Longtime urban residents Lori Schram and her husband, Doug Schram, wanted a place of their own to live downtown.
But she could find nothing she liked for sale.
“We were kind of naive enough to say, ‘Let’s just build something,’” she said.
And so they are.
The Schrams, along with Jeff and Kathy Weaver, are developing the roughly $24 million Davenport Urban Lofts at 405 N. Main St. Ground was broken Tuesday on the nine-story condominium and retail/office project in the Tulsa Arts District just south of Cain’s Ballroom.
About 30 percent of the residential space in the building has been sold, and the building is scheduled for completion in the fourth quarter of 2020, Lori Schram said.
“These people who are early owners have real skin in the game,” she said by phone this week. “They have an investment in this. That kind of thing is really helping us make sure this is the right product. …
“We kind of feel like we have scaled Mount Everest. We knew that we wanted to live here, and we felt like there were probably another slice of people who are not interested in renting.”
An investment adviser for 30 years, Lori Schram runs a couple of small businesses and is the founder of Left Brain Design, an interior space planning and design company. Jeff Weaver has a background in construction and owns Ventaire, which makes metal canopies, facades and building components.
“This is just being done out of a passion for living downtown,” Lori Schram said. “Anybody would tell you that it’s a lot easier to build apartments than condos.
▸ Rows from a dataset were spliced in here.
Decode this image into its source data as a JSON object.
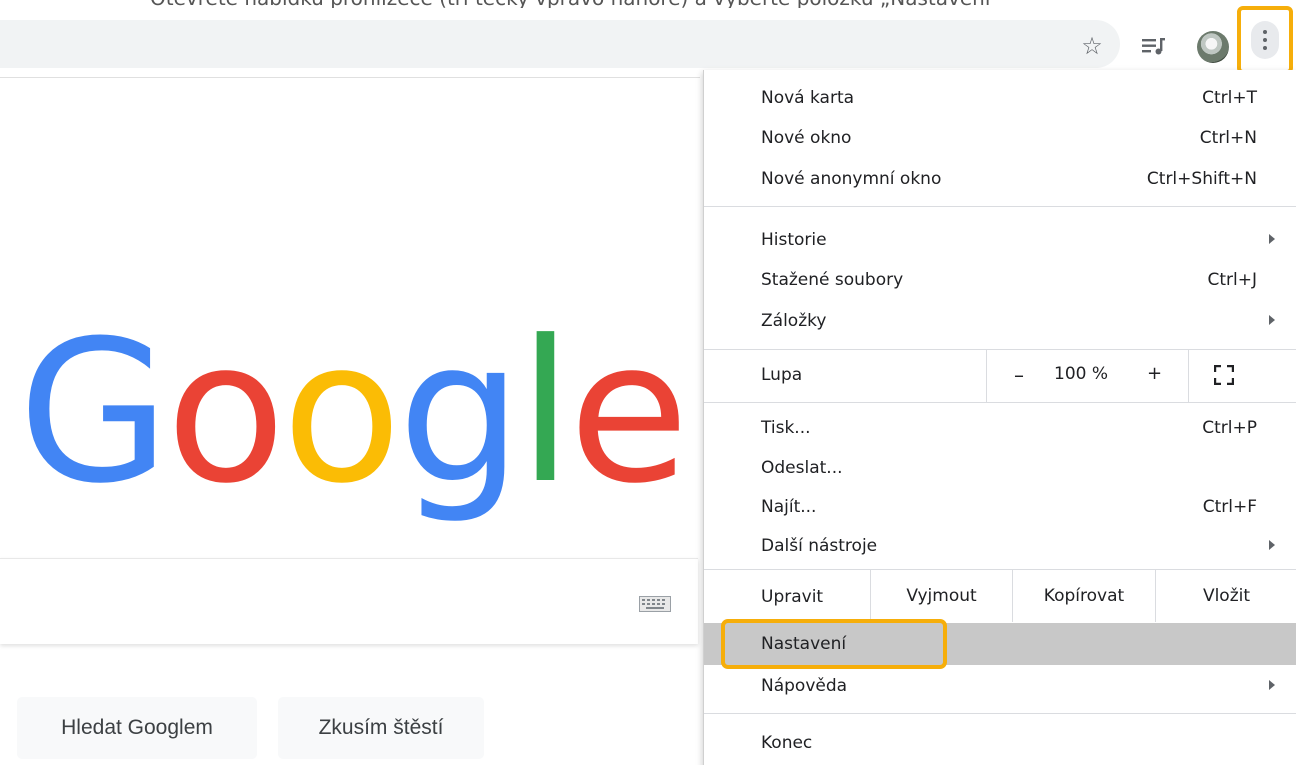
{
  "caption": "Otevřete nabídku prohlížeče (tři tečky vpravo nahoře) a vyberte položku „Nastavení“",
  "toolbar": {
    "star_icon": "star-icon",
    "media_icon": "media-control-icon",
    "avatar": "profile-avatar",
    "menu_icon": "more-vertical-icon"
  },
  "page": {
    "logo_letters": [
      "G",
      "o",
      "o",
      "g",
      "l",
      "e"
    ],
    "logo_colors": [
      "#4285F4",
      "#EA4335",
      "#FBBC05",
      "#4285F4",
      "#34A853",
      "#EA4335"
    ],
    "search_button": "Hledat Googlem",
    "lucky_button": "Zkusím štěstí"
  },
  "menu": {
    "new_tab": {
      "label": "Nová karta",
      "shortcut": "Ctrl+T"
    },
    "new_window": {
      "label": "Nové okno",
      "shortcut": "Ctrl+N"
    },
    "incognito": {
      "label": "Nové anonymní okno",
      "shortcut": "Ctrl+Shift+N"
    },
    "history": {
      "label": "Historie"
    },
    "downloads": {
      "label": "Stažené soubory",
      "shortcut": "Ctrl+J"
    },
    "bookmarks": {
      "label": "Záložky"
    },
    "zoom": {
      "label": "Lupa",
      "minus": "–",
      "value": "100 %",
      "plus": "+"
    },
    "print": {
      "label": "Tisk...",
      "shortcut": "Ctrl+P"
    },
    "cast": {
      "label": "Odeslat..."
    },
    "find": {
      "label": "Najít...",
      "shortcut": "Ctrl+F"
    },
    "more_tools": {
      "label": "Další nástroje"
    },
    "edit": {
      "label": "Upravit",
      "cut": "Vyjmout",
      "copy": "Kopírovat",
      "paste": "Vložit"
    },
    "settings": {
      "label": "Nastavení"
    },
    "help": {
      "label": "Nápověda"
    },
    "exit": {
      "label": "Konec"
    }
  },
  "colors": {
    "highlight": "#f6ae0a",
    "selected_row": "#c8c8c8"
  }
}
I would be the first to line up and tell you that.”
Davenport will include 32 condos on floors four through nine and rooftop common space. It will feature 64 enclosed parking spots and ground-floor retail/office spaces encompassing about 5,000 square feet.
“The opportunity existed,” Jeff Weaver said at Tuesday’s groundbreaking. “We did research in other cities. Tulsa is just behind the times when it comes to development, especially living. I think we did a good job of doing our homework, understanding the demographics, the economic business model. It says that this is a good idea.”
The condos will start in the $600,000s. Two-bedroom, two-bathroom units will average 1,700 square feet, and the three-bedroom condos will be about 2,500 square feet.
The facility will sit on what used to be Davenport Street, the “D” in the series of east-west north Tulsa streets named in the early 1900s.
Sean Kouplen, state secretary of commerce and workforce development and CEO of Regent Bank in Tulsa, said the Davenport condos are among 15 economic development projects that have been announced in Oklahoma this year.
“The blessings that we are experiencing are remarkable, and it’s because of people like Jeff and like Lori who step out and put it all on the line,” he said at the groundbreaking. “And also to Kathy and Doug for letting them do that. …
“This crowd is full of entrepreneurs. You have to be tenacious. You have to be smart. You’ve got to take risks. This is … a very visionary project.”
The proposed condos sit on two parcels of land Lori Schram purchased in 2015 for a total of $530,000, one from North Main LLC for $120,000 and the other from North Main Enterprises LLC for $410,000, Tulsa County Assessor records show. The project met with some resistance when it was announced several years ago.
“All humans really don’t like change,” she said. “You change an area, and it’s a little bit like, ‘What? Don’t do this.’
“We were kind of early. We were the first people to kind of come out and say, ‘Let’s do some development up here.’ Since that time, I think the landscape has changed a lot.”